▶ _ENTRIES SHOWN_:
"""

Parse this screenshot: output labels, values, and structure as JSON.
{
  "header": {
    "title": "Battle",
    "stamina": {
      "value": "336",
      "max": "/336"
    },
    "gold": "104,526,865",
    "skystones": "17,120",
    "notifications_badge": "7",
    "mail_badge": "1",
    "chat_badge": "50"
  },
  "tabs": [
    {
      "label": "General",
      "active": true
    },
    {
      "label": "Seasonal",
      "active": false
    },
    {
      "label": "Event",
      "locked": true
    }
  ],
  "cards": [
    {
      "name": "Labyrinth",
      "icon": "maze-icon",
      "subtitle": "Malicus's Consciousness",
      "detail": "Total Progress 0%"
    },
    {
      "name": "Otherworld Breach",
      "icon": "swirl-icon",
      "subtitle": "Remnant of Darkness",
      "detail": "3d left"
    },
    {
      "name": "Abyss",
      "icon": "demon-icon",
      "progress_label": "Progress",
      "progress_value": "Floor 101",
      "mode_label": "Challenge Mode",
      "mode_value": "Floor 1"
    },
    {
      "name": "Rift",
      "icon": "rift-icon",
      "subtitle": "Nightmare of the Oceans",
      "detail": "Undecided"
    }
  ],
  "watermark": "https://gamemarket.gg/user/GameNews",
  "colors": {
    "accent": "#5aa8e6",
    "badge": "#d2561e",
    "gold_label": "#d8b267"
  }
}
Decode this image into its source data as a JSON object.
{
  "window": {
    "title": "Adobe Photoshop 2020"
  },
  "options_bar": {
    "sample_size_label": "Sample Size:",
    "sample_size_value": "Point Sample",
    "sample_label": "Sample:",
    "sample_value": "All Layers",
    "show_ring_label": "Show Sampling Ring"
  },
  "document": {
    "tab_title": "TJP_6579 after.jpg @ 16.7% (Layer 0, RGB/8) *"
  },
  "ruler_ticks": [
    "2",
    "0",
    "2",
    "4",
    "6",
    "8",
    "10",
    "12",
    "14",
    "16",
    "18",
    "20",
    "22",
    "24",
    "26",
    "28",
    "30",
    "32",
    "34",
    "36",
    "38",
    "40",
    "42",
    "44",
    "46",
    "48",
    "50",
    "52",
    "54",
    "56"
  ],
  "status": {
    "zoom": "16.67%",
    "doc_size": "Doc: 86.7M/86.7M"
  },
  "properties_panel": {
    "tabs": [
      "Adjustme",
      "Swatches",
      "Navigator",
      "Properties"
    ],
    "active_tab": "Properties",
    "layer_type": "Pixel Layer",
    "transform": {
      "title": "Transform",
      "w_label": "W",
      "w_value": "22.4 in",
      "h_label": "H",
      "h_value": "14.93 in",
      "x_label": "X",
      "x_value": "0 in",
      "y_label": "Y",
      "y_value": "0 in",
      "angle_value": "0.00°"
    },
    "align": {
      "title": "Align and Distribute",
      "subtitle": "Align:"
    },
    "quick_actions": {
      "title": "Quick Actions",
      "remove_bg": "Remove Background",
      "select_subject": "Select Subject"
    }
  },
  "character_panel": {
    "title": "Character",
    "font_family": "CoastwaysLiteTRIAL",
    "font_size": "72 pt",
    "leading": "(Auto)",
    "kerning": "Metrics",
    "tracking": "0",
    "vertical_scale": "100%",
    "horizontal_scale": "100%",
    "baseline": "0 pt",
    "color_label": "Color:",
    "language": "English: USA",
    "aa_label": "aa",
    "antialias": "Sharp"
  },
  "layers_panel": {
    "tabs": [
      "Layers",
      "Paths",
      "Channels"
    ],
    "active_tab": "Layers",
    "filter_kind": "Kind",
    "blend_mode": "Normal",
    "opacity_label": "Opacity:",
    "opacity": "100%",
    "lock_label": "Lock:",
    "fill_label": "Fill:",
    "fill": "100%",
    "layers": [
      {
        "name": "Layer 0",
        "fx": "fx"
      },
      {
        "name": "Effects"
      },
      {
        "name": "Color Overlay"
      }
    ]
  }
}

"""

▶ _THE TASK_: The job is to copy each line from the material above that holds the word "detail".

▶ _WRITTEN REPLY_:
      "detail": "Total Progress 0%"
      "detail": "3d left"
      "detail": "Undecided"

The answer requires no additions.